Website and app data records:

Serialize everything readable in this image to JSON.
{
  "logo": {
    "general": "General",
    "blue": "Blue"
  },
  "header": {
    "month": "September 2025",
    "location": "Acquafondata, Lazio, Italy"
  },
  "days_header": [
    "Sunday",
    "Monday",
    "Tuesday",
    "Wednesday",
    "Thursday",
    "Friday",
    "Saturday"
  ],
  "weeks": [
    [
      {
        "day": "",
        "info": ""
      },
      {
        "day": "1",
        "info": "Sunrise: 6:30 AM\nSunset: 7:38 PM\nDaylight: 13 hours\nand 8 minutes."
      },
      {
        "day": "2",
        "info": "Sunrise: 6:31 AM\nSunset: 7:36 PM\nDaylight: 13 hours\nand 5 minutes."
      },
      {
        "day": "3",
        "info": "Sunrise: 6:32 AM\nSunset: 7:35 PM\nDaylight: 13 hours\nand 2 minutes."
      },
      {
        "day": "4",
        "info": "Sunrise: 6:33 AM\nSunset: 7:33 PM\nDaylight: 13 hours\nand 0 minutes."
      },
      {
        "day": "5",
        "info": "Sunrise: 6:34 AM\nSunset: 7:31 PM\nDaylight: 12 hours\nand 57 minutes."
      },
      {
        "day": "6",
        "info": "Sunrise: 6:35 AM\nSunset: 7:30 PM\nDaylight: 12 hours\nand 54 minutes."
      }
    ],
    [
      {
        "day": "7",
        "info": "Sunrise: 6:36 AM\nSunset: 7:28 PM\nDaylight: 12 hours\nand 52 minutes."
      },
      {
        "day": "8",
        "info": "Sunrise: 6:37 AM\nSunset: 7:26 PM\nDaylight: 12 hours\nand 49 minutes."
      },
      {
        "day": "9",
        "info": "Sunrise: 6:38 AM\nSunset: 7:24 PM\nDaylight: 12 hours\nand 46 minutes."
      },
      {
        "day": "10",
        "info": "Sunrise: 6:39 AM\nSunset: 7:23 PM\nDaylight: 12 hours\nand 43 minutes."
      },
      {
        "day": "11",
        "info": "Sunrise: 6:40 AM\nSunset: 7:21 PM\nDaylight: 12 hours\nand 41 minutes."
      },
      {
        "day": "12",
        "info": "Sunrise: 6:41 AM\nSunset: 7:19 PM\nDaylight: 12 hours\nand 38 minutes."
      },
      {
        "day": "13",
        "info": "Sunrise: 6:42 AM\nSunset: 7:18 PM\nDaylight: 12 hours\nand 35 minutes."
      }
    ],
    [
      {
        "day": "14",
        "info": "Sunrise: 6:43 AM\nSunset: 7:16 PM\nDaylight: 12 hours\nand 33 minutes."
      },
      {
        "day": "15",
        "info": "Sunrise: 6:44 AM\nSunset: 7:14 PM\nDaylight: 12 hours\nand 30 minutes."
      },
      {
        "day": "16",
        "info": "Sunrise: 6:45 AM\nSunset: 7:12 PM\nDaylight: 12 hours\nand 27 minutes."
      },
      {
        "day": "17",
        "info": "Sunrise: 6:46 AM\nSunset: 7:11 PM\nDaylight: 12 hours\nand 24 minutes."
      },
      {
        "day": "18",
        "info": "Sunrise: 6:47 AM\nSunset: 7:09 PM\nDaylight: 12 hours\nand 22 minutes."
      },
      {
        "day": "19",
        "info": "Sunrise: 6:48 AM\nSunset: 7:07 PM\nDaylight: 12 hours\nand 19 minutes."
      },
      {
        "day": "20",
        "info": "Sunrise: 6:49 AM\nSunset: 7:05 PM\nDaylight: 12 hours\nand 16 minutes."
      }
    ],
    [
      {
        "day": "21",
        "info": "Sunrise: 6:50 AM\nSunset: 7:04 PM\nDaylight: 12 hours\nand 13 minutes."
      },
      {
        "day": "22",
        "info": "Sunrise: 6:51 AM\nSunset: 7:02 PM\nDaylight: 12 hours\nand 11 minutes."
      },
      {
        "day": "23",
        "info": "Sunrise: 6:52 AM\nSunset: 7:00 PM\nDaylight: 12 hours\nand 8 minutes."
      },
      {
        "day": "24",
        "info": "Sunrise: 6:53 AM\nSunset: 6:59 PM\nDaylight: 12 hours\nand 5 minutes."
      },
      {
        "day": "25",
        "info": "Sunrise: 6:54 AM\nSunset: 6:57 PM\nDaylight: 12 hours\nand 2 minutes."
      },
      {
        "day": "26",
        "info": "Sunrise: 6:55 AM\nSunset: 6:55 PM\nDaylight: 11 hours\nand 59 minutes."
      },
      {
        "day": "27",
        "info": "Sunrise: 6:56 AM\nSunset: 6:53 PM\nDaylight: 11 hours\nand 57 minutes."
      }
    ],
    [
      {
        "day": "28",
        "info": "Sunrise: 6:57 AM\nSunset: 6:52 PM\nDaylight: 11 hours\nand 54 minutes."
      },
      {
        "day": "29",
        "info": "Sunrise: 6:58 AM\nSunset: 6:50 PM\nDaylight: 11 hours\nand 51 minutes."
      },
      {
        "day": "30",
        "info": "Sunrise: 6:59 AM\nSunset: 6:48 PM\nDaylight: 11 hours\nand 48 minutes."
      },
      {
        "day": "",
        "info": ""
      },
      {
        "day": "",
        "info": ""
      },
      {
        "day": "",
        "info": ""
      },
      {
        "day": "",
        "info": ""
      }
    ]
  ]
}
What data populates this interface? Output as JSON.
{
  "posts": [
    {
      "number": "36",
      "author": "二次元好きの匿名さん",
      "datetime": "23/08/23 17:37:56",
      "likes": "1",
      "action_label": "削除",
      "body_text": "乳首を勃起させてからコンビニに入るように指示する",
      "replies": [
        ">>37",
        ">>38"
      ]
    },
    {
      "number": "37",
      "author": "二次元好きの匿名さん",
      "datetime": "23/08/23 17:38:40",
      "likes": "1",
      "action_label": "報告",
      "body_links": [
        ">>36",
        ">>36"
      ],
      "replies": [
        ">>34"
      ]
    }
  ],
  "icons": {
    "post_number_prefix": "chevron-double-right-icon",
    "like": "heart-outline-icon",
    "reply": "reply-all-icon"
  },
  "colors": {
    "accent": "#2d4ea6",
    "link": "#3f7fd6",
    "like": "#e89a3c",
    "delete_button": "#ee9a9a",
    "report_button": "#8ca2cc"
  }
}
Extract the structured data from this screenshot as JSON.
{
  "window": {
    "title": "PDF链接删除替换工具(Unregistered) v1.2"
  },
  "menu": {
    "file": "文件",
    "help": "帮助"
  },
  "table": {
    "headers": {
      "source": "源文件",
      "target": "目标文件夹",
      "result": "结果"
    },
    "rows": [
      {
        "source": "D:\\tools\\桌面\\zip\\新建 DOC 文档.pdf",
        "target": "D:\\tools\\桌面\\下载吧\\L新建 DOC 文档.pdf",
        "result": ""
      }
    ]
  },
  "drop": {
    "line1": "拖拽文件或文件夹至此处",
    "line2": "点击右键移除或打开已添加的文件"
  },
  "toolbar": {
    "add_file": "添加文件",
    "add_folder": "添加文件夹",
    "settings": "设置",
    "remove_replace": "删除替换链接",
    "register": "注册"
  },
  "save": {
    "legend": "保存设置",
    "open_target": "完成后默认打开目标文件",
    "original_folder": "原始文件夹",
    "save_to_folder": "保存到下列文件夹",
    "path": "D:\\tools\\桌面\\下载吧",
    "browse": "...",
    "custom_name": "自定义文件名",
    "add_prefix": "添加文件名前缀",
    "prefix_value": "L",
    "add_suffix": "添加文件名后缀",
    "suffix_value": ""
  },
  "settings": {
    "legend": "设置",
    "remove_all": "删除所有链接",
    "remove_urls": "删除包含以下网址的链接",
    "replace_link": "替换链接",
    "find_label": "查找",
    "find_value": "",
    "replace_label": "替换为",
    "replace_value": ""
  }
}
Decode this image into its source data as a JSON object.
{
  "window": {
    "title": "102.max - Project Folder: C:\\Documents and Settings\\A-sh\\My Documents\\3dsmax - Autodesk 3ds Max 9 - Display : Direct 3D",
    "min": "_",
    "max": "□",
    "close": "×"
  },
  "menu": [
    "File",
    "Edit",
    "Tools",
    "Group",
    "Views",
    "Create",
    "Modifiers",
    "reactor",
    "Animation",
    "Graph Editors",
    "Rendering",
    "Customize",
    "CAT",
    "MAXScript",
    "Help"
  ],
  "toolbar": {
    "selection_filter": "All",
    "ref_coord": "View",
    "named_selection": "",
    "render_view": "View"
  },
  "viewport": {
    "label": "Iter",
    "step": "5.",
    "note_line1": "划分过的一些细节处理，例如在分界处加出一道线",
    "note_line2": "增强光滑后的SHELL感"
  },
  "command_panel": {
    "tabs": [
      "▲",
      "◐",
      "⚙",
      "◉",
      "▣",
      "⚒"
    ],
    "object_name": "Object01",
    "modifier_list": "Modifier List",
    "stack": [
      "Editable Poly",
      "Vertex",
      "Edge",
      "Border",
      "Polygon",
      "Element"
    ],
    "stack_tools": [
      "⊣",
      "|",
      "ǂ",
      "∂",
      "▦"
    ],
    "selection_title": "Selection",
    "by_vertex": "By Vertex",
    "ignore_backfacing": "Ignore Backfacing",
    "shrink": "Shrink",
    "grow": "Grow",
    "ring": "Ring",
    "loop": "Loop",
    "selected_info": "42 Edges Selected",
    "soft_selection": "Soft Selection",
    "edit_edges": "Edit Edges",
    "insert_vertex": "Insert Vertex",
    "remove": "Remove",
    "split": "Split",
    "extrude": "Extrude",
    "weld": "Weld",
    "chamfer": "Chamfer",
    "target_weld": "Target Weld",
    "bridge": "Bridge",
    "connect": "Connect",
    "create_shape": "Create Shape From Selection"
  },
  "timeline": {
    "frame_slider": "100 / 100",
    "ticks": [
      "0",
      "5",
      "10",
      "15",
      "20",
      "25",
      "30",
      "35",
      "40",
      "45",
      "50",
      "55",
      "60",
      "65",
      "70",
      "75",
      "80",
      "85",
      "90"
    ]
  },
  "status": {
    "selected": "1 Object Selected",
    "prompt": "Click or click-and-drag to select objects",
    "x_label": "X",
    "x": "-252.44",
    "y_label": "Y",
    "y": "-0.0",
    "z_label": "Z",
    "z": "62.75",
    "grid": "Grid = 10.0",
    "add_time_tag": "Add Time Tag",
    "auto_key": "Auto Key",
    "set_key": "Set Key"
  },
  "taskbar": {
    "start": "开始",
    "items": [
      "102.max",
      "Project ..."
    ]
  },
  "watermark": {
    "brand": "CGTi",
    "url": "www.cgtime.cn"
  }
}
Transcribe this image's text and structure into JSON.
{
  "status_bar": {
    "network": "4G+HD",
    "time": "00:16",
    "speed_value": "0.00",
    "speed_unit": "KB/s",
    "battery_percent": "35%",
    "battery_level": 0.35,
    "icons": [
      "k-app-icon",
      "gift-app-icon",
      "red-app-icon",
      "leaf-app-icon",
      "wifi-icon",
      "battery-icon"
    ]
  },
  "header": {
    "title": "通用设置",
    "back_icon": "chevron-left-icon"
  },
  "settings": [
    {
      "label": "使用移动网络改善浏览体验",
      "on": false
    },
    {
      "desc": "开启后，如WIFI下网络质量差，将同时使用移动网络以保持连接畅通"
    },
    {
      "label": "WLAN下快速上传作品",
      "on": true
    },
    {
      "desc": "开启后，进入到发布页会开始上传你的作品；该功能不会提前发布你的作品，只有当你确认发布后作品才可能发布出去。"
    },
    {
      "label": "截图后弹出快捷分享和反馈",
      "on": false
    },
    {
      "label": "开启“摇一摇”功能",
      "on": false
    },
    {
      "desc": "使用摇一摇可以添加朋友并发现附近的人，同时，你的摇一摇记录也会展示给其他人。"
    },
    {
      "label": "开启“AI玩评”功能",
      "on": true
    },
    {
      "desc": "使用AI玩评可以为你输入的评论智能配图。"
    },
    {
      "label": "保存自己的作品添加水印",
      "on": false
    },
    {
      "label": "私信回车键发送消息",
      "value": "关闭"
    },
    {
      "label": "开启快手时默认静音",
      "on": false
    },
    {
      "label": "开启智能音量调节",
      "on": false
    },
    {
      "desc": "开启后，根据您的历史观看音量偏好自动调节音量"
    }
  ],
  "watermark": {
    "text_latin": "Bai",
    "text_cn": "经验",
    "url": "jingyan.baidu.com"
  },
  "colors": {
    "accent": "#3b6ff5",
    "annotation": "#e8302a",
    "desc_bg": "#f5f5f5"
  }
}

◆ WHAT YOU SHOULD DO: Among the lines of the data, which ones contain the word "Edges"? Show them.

◆ EXERCISE RESULT:
    "selected_info": "42 Edges Selected",
    "edit_edges": "Edit Edges",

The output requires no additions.